# DATA FOR ANALYSIS

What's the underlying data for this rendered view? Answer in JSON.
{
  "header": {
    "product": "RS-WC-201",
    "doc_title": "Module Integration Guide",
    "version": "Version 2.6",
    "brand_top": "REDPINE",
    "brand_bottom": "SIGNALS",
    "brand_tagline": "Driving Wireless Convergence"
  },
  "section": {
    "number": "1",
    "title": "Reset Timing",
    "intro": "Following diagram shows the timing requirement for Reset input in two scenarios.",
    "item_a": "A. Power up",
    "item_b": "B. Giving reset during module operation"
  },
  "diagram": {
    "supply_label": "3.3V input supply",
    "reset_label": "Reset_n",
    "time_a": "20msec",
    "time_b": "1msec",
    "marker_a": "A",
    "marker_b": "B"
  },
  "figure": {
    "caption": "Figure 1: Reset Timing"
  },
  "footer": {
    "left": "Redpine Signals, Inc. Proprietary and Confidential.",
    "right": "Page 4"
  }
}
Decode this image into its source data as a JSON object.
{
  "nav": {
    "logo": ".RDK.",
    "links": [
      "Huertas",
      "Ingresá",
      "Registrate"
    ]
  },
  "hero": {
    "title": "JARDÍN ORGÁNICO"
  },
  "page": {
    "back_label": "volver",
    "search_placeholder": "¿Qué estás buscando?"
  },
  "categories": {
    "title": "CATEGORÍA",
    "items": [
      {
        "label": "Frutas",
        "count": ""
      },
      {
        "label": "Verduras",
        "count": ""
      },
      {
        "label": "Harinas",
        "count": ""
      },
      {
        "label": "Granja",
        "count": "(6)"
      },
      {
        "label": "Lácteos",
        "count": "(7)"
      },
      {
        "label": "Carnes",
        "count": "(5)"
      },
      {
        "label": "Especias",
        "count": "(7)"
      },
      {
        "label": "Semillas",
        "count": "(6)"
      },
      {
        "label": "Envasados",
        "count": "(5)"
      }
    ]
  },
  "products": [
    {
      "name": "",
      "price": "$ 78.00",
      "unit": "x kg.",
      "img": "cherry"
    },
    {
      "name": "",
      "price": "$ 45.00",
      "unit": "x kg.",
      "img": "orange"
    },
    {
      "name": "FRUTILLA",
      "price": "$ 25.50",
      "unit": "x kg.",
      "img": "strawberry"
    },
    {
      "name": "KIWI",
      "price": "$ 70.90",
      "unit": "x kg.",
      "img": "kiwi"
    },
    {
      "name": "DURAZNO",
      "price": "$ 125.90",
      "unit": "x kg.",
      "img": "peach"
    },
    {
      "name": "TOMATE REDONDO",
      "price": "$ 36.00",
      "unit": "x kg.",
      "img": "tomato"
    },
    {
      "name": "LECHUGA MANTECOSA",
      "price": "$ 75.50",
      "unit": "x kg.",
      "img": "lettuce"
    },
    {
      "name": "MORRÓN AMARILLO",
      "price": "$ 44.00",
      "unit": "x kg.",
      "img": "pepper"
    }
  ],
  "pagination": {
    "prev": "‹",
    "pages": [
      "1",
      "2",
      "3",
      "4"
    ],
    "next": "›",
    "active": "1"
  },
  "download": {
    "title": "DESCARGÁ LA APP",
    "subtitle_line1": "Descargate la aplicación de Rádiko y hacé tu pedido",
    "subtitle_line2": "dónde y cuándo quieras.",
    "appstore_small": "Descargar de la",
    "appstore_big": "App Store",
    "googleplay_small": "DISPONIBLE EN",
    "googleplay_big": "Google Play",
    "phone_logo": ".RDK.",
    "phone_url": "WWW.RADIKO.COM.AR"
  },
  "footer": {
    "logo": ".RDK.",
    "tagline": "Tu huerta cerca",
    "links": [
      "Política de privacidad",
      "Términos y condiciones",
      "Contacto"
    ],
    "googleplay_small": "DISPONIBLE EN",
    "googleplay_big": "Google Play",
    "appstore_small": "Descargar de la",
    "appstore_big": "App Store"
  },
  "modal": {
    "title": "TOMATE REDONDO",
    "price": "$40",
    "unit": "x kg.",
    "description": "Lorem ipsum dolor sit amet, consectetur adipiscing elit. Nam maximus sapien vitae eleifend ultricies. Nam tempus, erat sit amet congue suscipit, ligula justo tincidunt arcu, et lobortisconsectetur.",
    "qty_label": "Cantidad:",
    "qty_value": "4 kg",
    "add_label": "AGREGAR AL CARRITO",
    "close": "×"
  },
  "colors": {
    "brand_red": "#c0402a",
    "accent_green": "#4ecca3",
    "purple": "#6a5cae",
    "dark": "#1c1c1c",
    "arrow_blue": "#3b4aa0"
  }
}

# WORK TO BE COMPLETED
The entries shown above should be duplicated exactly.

# SOLUTION FOR THIS PROBLEM
What's the underlying data for this rendered view? Answer in JSON.
{
  "header": {
    "product": "RS-WC-201",
    "doc_title": "Module Integration Guide",
    "version": "Version 2.6",
    "brand_top": "REDPINE",
    "brand_bottom": "SIGNALS",
    "brand_tagline": "Driving Wireless Convergence"
  },
  "section": {
    "number": "1",
    "title": "Reset Timing",
    "intro": "Following diagram shows the timing requirement for Reset input in two scenarios.",
    "item_a": "A. Power up",
    "item_b": "B. Giving reset during module operation"
  },
  "diagram": {
    "supply_label": "3.3V input supply",
    "reset_label": "Reset_n",
    "time_a": "20msec",
    "time_b": "1msec",
    "marker_a": "A",
    "marker_b": "B"
  },
  "figure": {
    "caption": "Figure 1: Reset Timing"
  },
  "footer": {
    "left": "Redpine Signals, Inc. Proprietary and Confidential.",
    "right": "Page 4"
  }
}
Decode this image into its source data as a JSON object.
{
  "nav": {
    "logo": ".RDK.",
    "links": [
      "Huertas",
      "Ingresá",
      "Registrate"
    ]
  },
  "hero": {
    "title": "JARDÍN ORGÁNICO"
  },
  "page": {
    "back_label": "volver",
    "search_placeholder": "¿Qué estás buscando?"
  },
  "categories": {
    "title": "CATEGORÍA",
    "items": [
      {
        "label": "Frutas",
        "count": ""
      },
      {
        "label": "Verduras",
        "count": ""
      },
      {
        "label": "Harinas",
        "count": ""
      },
      {
        "label": "Granja",
        "count": "(6)"
      },
      {
        "label": "Lácteos",
        "count": "(7)"
      },
      {
        "label": "Carnes",
        "count": "(5)"
      },
      {
        "label": "Especias",
        "count": "(7)"
      },
      {
        "label": "Semillas",
        "count": "(6)"
      },
      {
        "label": "Envasados",
        "count": "(5)"
      }
    ]
  },
  "products": [
    {
      "name": "",
      "price": "$ 78.00",
      "unit": "x kg.",
      "img": "cherry"
    },
    {
      "name": "",
      "price": "$ 45.00",
      "unit": "x kg.",
      "img": "orange"
    },
    {
      "name": "FRUTILLA",
      "price": "$ 25.50",
      "unit": "x kg.",
      "img": "strawberry"
    },
    {
      "name": "KIWI",
      "price": "$ 70.90",
      "unit": "x kg.",
      "img": "kiwi"
    },
    {
      "name": "DURAZNO",
      "price": "$ 125.90",
      "unit": "x kg.",
      "img": "peach"
    },
    {
      "name": "TOMATE REDONDO",
      "price": "$ 36.00",
      "unit": "x kg.",
      "img": "tomato"
    },
    {
      "name": "LECHUGA MANTECOSA",
      "price": "$ 75.50",
      "unit": "x kg.",
      "img": "lettuce"
    },
    {
      "name": "MORRÓN AMARILLO",
      "price": "$ 44.00",
      "unit": "x kg.",
      "img": "pepper"
    }
  ],
  "pagination": {
    "prev": "‹",
    "pages": [
      "1",
      "2",
      "3",
      "4"
    ],
    "next": "›",
    "active": "1"
  },
  "download": {
    "title": "DESCARGÁ LA APP",
    "subtitle_line1": "Descargate la aplicación de Rádiko y hacé tu pedido",
    "subtitle_line2": "dónde y cuándo quieras.",
    "appstore_small": "Descargar de la",
    "appstore_big": "App Store",
    "googleplay_small": "DISPONIBLE EN",
    "googleplay_big": "Google Play",
    "phone_logo": ".RDK.",
    "phone_url": "WWW.RADIKO.COM.AR"
  },
  "footer": {
    "logo": ".RDK.",
    "tagline": "Tu huerta cerca",
    "links": [
      "Política de privacidad",
      "Términos y condiciones",
      "Contacto"
    ],
    "googleplay_small": "DISPONIBLE EN",
    "googleplay_big": "Google Play",
    "appstore_small": "Descargar de la",
    "appstore_big": "App Store"
  },
  "modal": {
    "title": "TOMATE REDONDO",
    "price": "$40",
    "unit": "x kg.",
    "description": "Lorem ipsum dolor sit amet, consectetur adipiscing elit. Nam maximus sapien vitae eleifend ultricies. Nam tempus, erat sit amet congue suscipit, ligula justo tincidunt arcu, et lobortisconsectetur.",
    "qty_label": "Cantidad:",
    "qty_value": "4 kg",
    "add_label": "AGREGAR AL CARRITO",
    "close": "×"
  },
  "colors": {
    "brand_red": "#c0402a",
    "accent_green": "#4ecca3",
    "purple": "#6a5cae",
    "dark": "#1c1c1c",
    "arrow_blue": "#3b4aa0"
  }
}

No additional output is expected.